" Come," said he, " I have not learnt to swim for nothing: he who saves a fellow-creature, has done that, which, though no more than his duty, may still make him feel an honest pride for the rest of his life. And I do feel proud-and I now bless the hour I met with that poor ragged lad; but he shall not go unrewarded-no, no, Edward Osborne is not one to make a friend, and break with him in the same instant:


. if he be the lad I take him for, we are bound together for life. I shall first teach him to read and write-yes, this shall be the first service I will render him; and may Heaven grant that my boon to him may be as productive of good as his has been to me. Onward he rowed, and onward rolled the busy clouds above his head-one moment all was brightness-the next was deepest gloom. He was now fast approaching the Lambeth Marshes, whereon no house then stood-all here looked desolate.

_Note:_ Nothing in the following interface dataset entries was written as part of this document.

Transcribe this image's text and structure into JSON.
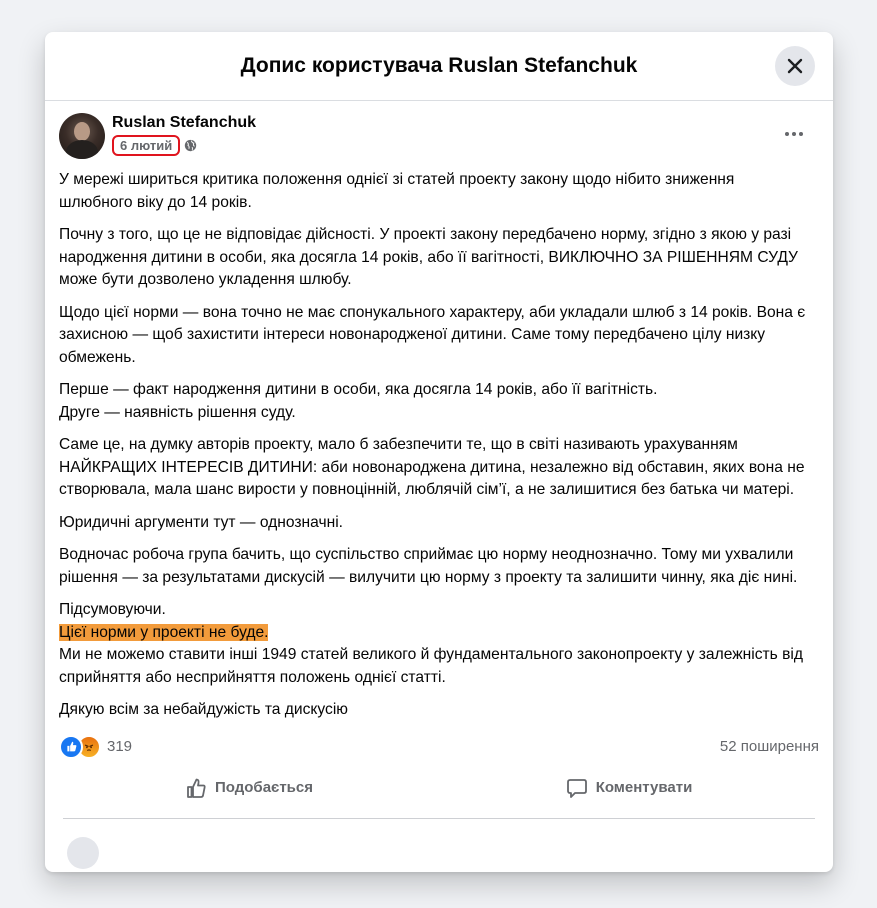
{
  "dialog": {
    "title": "Допис користувача Ruslan Stefanchuk",
    "close_icon": "close-icon"
  },
  "post": {
    "author": "Ruslan Stefanchuk",
    "date": "6 лютий",
    "audience_icon": "globe-icon",
    "more_icon": "more-options-icon",
    "paragraphs": {
      "p1": "У мережі шириться критика положення однієї зі статей проекту закону щодо нібито зниження шлюбного віку до 14 років.",
      "p2": "Почну з того, що це не відповідає дійсності. У проекті закону передбачено норму, згідно з якою у разі народження дитини в особи, яка досягла 14 років, або її вагітності, ВИКЛЮЧНО ЗА РІШЕННЯМ СУДУ може бути дозволено укладення шлюбу.",
      "p3": "Щодо цієї норми — вона точно не має спонукального характеру, аби укладали шлюб з 14 років. Вона є захисною — щоб захистити інтереси новонародженої дитини. Саме тому передбачено цілу низку обмежень.",
      "p4a": "Перше — факт народження дитини в особи, яка досягла 14 років, або її вагітність.",
      "p4b": "Друге — наявність рішення суду.",
      "p5": "Саме це, на думку авторів проекту, мало б забезпечити те, що в світі називають урахуванням НАЙКРАЩИХ ІНТЕРЕСІВ ДИТИНИ: аби новонароджена дитина, незалежно від обставин, яких вона не створювала, мала шанс вирости у повноцінній, люблячій сім’ї, а не залишитися без батька чи матері.",
      "p6": "Юридичні аргументи тут — однозначні.",
      "p7": "Водночас робоча група бачить, що суспільство сприймає цю норму неоднозначно. Тому ми ухвалили рішення — за результатами дискусій — вилучити цю норму з проекту та залишити чинну, яка діє нині.",
      "p8a": "Підсумовуючи.",
      "p8b": "Цієї норми у проекті не буде.",
      "p8c": "Ми не можемо ставити інші 1949 статей великого й фундаментального законопроекту у залежність від сприйняття або несприйняття положень однієї статті.",
      "p9": "Дякую всім за небайдужість та дискусію"
    },
    "highlight_color": "#f29b3b",
    "date_outline_color": "#e0141e"
  },
  "stats": {
    "reaction_icons": [
      "like-reaction-icon",
      "angry-reaction-icon"
    ],
    "reaction_count": "319",
    "shares": "52 поширення"
  },
  "actions": {
    "like_label": "Подобається",
    "like_icon": "thumbs-up-icon",
    "comment_label": "Коментувати",
    "comment_icon": "comment-icon"
  }
}
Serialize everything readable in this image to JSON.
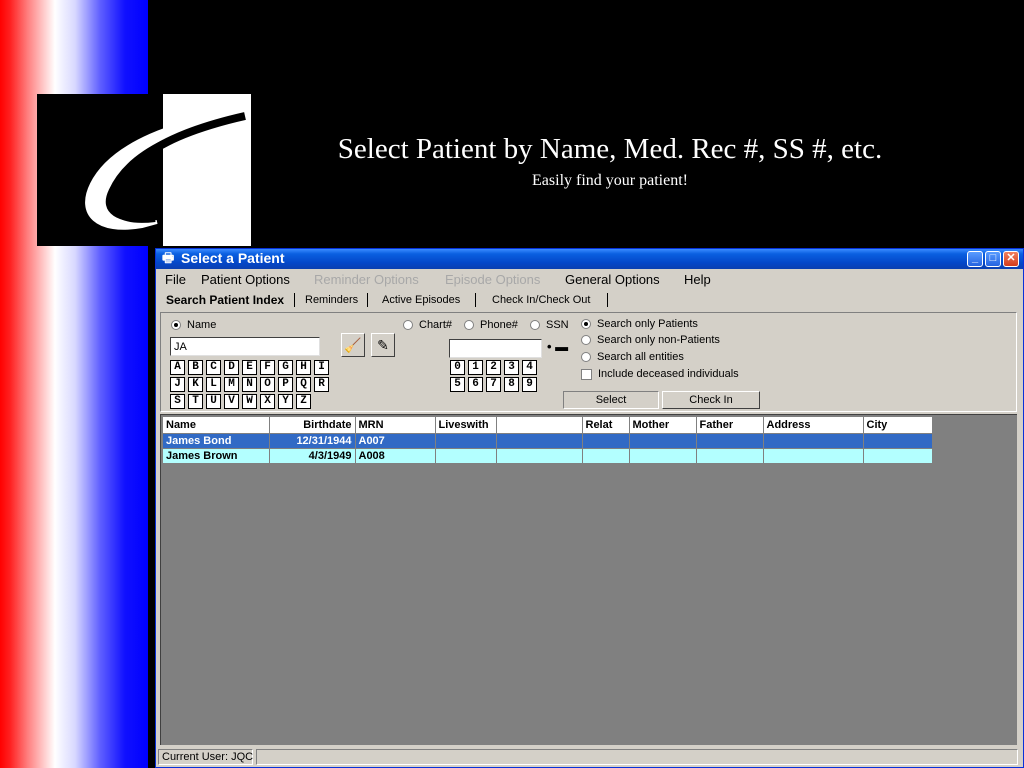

As he drew near the solitary tree which grew upon the point of land, at the bend of the river, he fancied he saw the forms of men as if struggling together, and dragging something towards the water's edge. The moon at this moment shone out so brightly that he could clearly discern four men-three of them forcing the fourth along, whose head and shoulders were entirely covered with some thick cloth, as if to prevent his cries from being heard; they dragged him into a boat and hastened to the centre of the river. Here the struggle appeared to be renewed, and the poor wretch, having for a moment freed his head, screamed out " murder," and franticly cried aloud for help. Osborne forgetting at once the danger he might run, strained every nerve, and made his skiff fly through the water towards the murderers; just when he reached them he saw the tallest ruffian raise a large hammer, and dash it with all his might upon the head of their victim. Osborne's heart turned sick at the sound of that deadly blow. The body they cast overboard, but as it fell, it nearly carried with it the murderer, for the poor wretch had seized, in the death struggle, so firmly upon the assassin, that had not his coat given way, they had both sunk together into eternity. They now furiously attacked young Osborne-and in a moment his boat was turned keel upwards, and he was gone !

As the tide was running down rapidly, the murderers watched anxiously in the direction of the flood, and Blared-eyed Bully, for it was he who had just murdered the poor weaver, said, " Take this hammer, Bill, and if he comes to the surface again, use it as I did. Good fortune, like misfortune never comes single. Who could have expected such luck as to have met with our other man, the stripling Osborne, in such a place, and at such a time too ! He and the weaver may go together and give their evidence to the fishes-they'll tell no tales of us to-morrow, I'll swear. What's that ?" and he pointed to something in the water; thinking that it might be Osborne they dashed the hammer at it, but soon found it to be merely an old basket floating by. They looked around in every direction; not a ripple was on the bright face of the water; so feeling now secure, the three wretches rowed on towards Old London Bridge.